**ACTIVITY:**
Below are some entries; set them all down exactly.

**ENTRIES SUPPLIED:**

++++++

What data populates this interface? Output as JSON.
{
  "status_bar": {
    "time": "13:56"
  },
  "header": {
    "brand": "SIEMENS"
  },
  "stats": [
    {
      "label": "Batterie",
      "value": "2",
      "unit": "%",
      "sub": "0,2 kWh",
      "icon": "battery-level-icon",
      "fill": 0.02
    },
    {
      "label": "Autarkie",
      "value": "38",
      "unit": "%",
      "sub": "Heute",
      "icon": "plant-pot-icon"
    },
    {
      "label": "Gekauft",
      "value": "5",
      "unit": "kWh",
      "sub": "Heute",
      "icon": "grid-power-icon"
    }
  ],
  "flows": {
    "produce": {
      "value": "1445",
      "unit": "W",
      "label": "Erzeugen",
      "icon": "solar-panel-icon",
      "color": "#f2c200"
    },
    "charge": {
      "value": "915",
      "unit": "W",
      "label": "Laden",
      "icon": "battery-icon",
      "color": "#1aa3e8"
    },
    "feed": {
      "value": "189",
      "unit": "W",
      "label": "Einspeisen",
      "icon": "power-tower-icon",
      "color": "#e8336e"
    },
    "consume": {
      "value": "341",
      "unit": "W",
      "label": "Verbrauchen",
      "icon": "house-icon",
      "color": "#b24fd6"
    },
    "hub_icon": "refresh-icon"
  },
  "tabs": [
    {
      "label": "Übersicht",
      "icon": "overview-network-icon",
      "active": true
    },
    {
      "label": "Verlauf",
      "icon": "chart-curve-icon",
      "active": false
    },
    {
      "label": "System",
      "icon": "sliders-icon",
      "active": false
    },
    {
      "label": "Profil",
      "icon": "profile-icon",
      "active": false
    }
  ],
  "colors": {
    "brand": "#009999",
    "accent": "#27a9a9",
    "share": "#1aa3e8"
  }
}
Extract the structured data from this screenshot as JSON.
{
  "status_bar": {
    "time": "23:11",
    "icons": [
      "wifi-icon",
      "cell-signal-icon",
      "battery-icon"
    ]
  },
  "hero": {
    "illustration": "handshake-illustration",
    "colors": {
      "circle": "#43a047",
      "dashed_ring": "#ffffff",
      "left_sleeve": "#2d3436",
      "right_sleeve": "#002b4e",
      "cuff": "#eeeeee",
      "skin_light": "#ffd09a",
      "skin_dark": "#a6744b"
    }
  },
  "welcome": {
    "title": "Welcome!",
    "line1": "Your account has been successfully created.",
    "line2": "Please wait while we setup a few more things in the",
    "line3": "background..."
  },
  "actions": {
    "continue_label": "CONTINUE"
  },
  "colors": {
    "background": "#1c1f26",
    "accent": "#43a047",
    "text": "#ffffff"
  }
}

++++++

**TASK SOLUTION:**
What data populates this interface? Output as JSON.
{
  "status_bar": {
    "time": "13:56"
  },
  "header": {
    "brand": "SIEMENS"
  },
  "stats": [
    {
      "label": "Batterie",
      "value": "2",
      "unit": "%",
      "sub": "0,2 kWh",
      "icon": "battery-level-icon",
      "fill": 0.02
    },
    {
      "label": "Autarkie",
      "value": "38",
      "unit": "%",
      "sub": "Heute",
      "icon": "plant-pot-icon"
    },
    {
      "label": "Gekauft",
      "value": "5",
      "unit": "kWh",
      "sub": "Heute",
      "icon": "grid-power-icon"
    }
  ],
  "flows": {
    "produce": {
      "value": "1445",
      "unit": "W",
      "label": "Erzeugen",
      "icon": "solar-panel-icon",
      "color": "#f2c200"
    },
    "charge": {
      "value": "915",
      "unit": "W",
      "label": "Laden",
      "icon": "battery-icon",
      "color": "#1aa3e8"
    },
    "feed": {
      "value": "189",
      "unit": "W",
      "label": "Einspeisen",
      "icon": "power-tower-icon",
      "color": "#e8336e"
    },
    "consume": {
      "value": "341",
      "unit": "W",
      "label": "Verbrauchen",
      "icon": "house-icon",
      "color": "#b24fd6"
    },
    "hub_icon": "refresh-icon"
  },
  "tabs": [
    {
      "label": "Übersicht",
      "icon": "overview-network-icon",
      "active": true
    },
    {
      "label": "Verlauf",
      "icon": "chart-curve-icon",
      "active": false
    },
    {
      "label": "System",
      "icon": "sliders-icon",
      "active": false
    },
    {
      "label": "Profil",
      "icon": "profile-icon",
      "active": false
    }
  ],
  "colors": {
    "brand": "#009999",
    "accent": "#27a9a9",
    "share": "#1aa3e8"
  }
}
Extract the structured data from this screenshot as JSON.
{
  "status_bar": {
    "time": "23:11",
    "icons": [
      "wifi-icon",
      "cell-signal-icon",
      "battery-icon"
    ]
  },
  "hero": {
    "illustration": "handshake-illustration",
    "colors": {
      "circle": "#43a047",
      "dashed_ring": "#ffffff",
      "left_sleeve": "#2d3436",
      "right_sleeve": "#002b4e",
      "cuff": "#eeeeee",
      "skin_light": "#ffd09a",
      "skin_dark": "#a6744b"
    }
  },
  "welcome": {
    "title": "Welcome!",
    "line1": "Your account has been successfully created.",
    "line2": "Please wait while we setup a few more things in the",
    "line3": "background..."
  },
  "actions": {
    "continue_label": "CONTINUE"
  },
  "colors": {
    "background": "#1c1f26",
    "accent": "#43a047",
    "text": "#ffffff"
  }
}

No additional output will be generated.